This summer’s best superhero movie this side of Deadpool, The Legend of Tarzan (hereafter: Tarzan) carries on the torch of a legend in the first of the only two ways possible: dead-on seriousness or camp revisiting. Not that camp doesn’t work, mind you, but the writers of the movie have a collective brain severely missing from our other movie of the week, Suicide Squad, and are therefore able to choose their side instead of desperatly aiming at the middle of the road. Yes, Tarzan aspires to tragedy, an ambition somehow undermined by the fact that its villain is King Leopold II of Belgium, an unlikely foe if there was ever one, but it takes these aspirations seriously and delivers the goods in a dreamy, campy, obsolete way.
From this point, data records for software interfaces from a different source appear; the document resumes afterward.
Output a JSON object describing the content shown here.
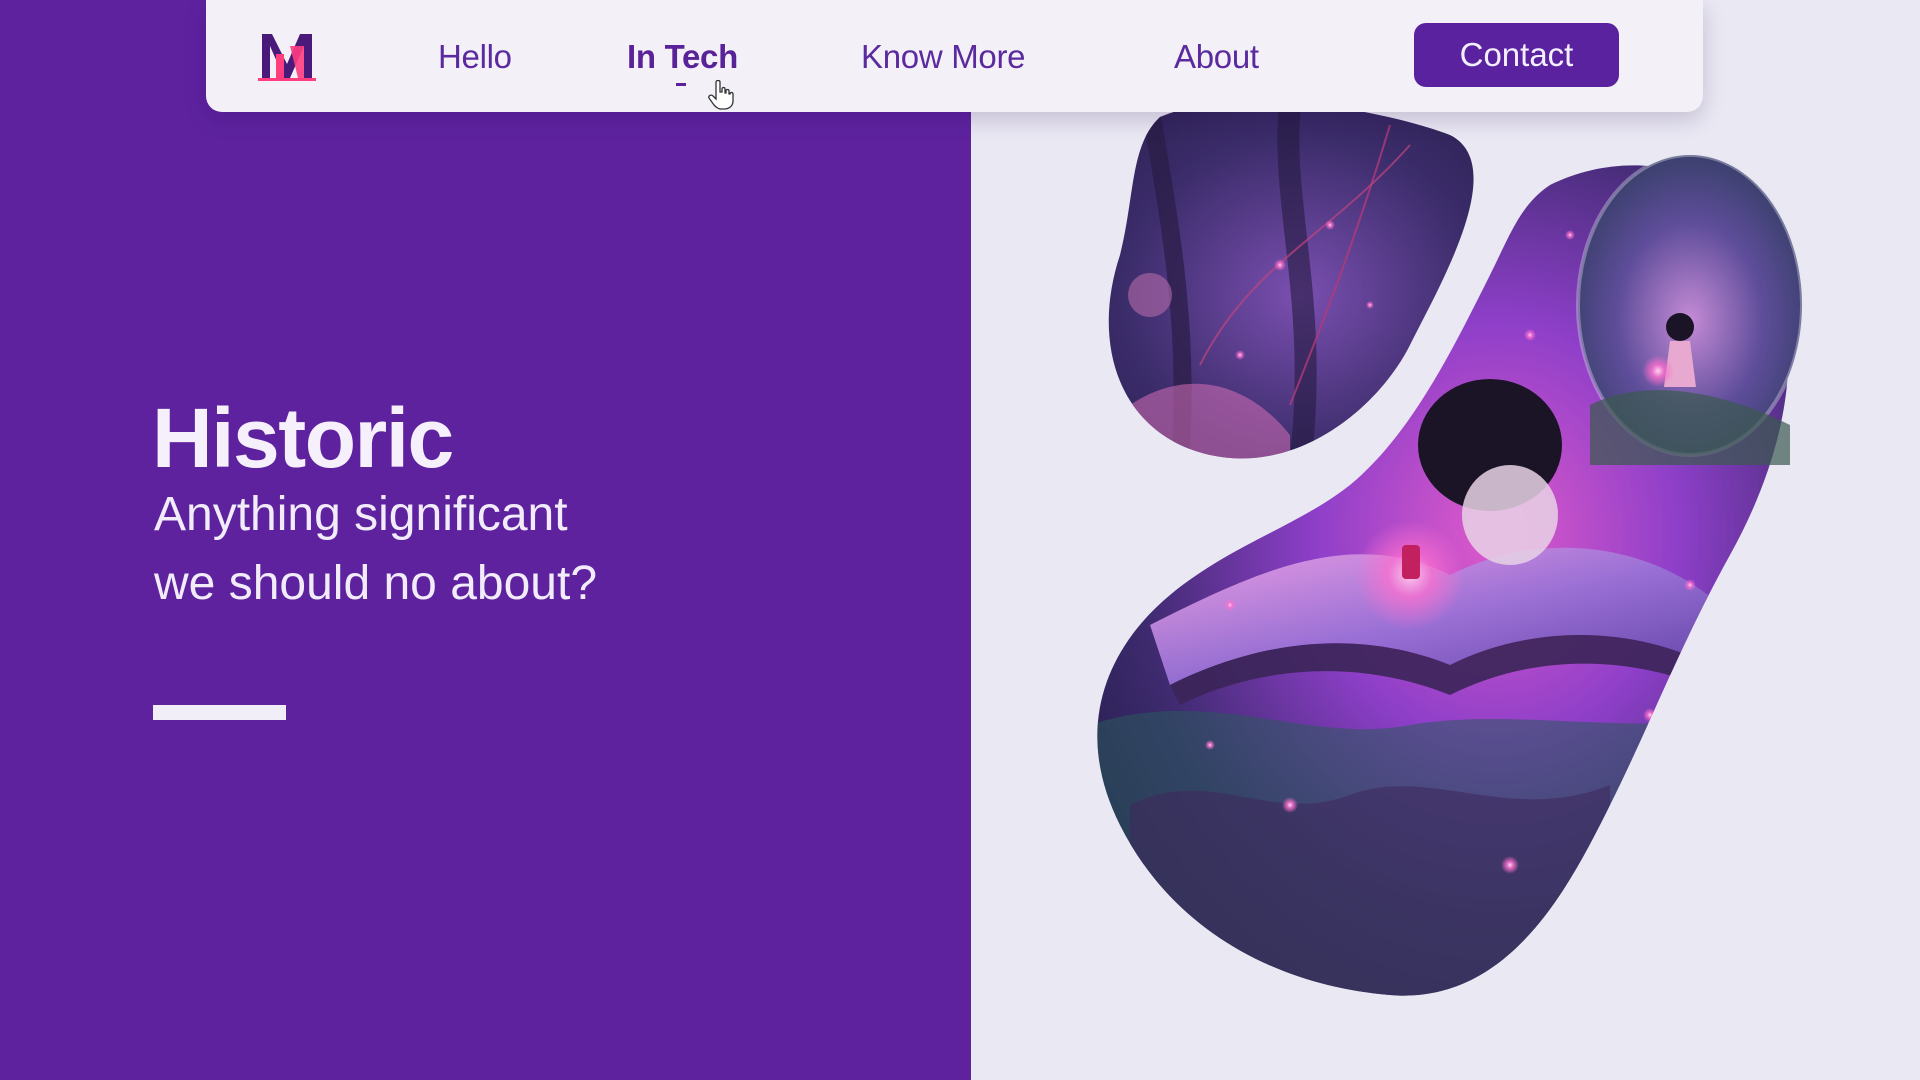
{
  "nav": {
    "logo_alt": "M",
    "items": [
      {
        "label": "Hello",
        "active": false
      },
      {
        "label": "In Tech",
        "active": true
      },
      {
        "label": "Know More",
        "active": false
      },
      {
        "label": "About",
        "active": false
      }
    ],
    "contact_label": "Contact"
  },
  "hero": {
    "title": "Historic",
    "subtitle_line1": "Anything significant",
    "subtitle_line2": "we should no about?"
  },
  "colors": {
    "brand_purple": "#5e229f",
    "background": "#e9e8f3",
    "logo_pink": "#ff3d7f"
  },
  "icons": {
    "logo": "m-logo-icon",
    "cursor": "hand-pointer-icon"
  }
}
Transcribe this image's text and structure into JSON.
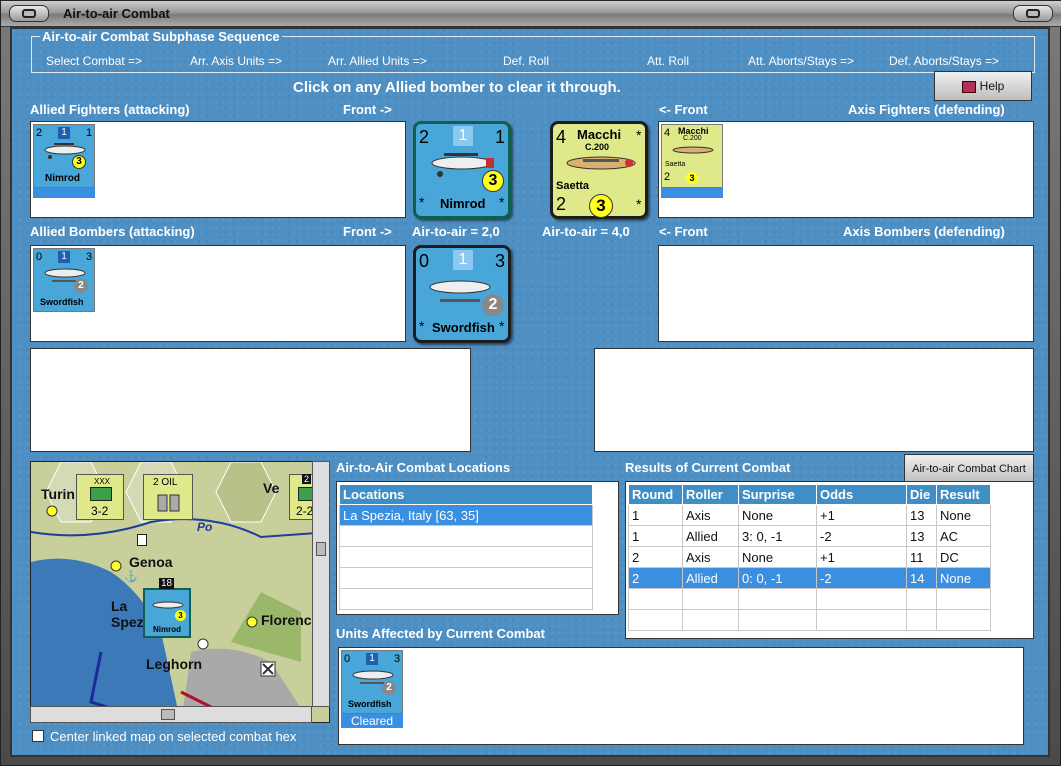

It’s a superhero movie with a conscience, albeit an easy one, it being Mother Nature herself. But she takes a dire toll on who’s going against Her.
So. starting like King Kong with Congolese ninjas making a fool of the Belgian army, Tarzan establishes Djimon Honsoon as the Leopard King who holds a grudge again Tarzan, and that way an unholy alliance is forged with evil Christopher Waltz (when will he stop to cash it in as a Raider of the Lost Ark evil nazi?), since King Leopold II’s coffers are empty and he needs the Opar diamonds the Leopard tribe happens to detain. The fact that the tribe is readily letting go of a immense treasure to allow the tribe chief to revenge his son before most certainly being either massacred or enslaved is glossed over with the help of some noble words and the fact that Djimon Honsoun looks fantastic in leopard skin and a loin cloth.
Tarzan is bored in England, desultorily visiting the Prime Minister in the company of his black sidekick (Samuel L. Jackson, who else?). Better get used to Tarzan getting bored, or looking mildly annoyed: those are the two expressions Alexander Skarsgård allows his character to sport, letting his spectacular eight-pack do the acting. One would be forgiven to muse on the fact that Lord Greystoke being some kind of a UN ambassador and a diplomatic/black ops weapon of sorts, his stomach muscles shouldn’t be his only set of skills, but the movie, in the best tradition of the action genre, recognise that with great abs come great responsabilities, so Tarzan is back to the jungle to fight the Belgian colonial Empire, slavery and the cowardly assassination of African fauna. And he brings Jane along, since she’s pregnant and a strong spirit.
The jungle, see, “consumes everything but never the strong”, or, in that particular instance, the well connected. Tarzan and Jane are on their best William & Kate behaviour when back to Congo, copious flashbacks exposing their back story, sniffing meet-cute included, and his dysfunctional relationship with his Mangani brother (“Mangani” being the 21st politically correct for “ape” or “gorilla”). It becomes pretty obvious on the course of the movie than Tarzan is quite lousy at fighting, since he loses against lost tribes, gorillas, and even Belgians. But the thing with Tarzan is he has powerful friends, as demonstrated in the final showdown which is all that one wanna see is such an adventure flick: a tea party interrupted by herds of gnous, an elephant stampede and some African finest including lions and crocodiles. For the effectiveness and the elegance of this scene alone, the movie is worth seeing: man is hopeless and not to be trusted, it’s Nature who saves the day rebelling, a lesson learned through hardship and repeated abuse.
Tarzan, as the title indicates, is a legend, an abstraction, an article of faith. Far from defeating the evil Belgian regime he acts as a catalyst from a rejection deep rooted in abuse, crime and callousness. The movie manages not to trip on itself denouncing the exploitation of the Mother Continent by greedy foreign powers, and he does so using the traditional elements of this kind of epic quest: there is a boat and a train that have to be stopped along highlights of the Gabonese rain forest (standing for Congo). There is a “civilised” diner scene establishing the power dynamics between the bad guy and the kind woman, each standing for conflicting ideals. There is a Houdini number, group jumps into the abyss, and a bondage party turned genocide. All that and more. One suspects that should one have seen this movie at 10 years old, it would have become an instant favourite; quite some years down the line, it nevertheless looks great and feels decent, two crucial qualities that most recent super hero train wrecks would be unable to reclaim for themselves. Viewing advised.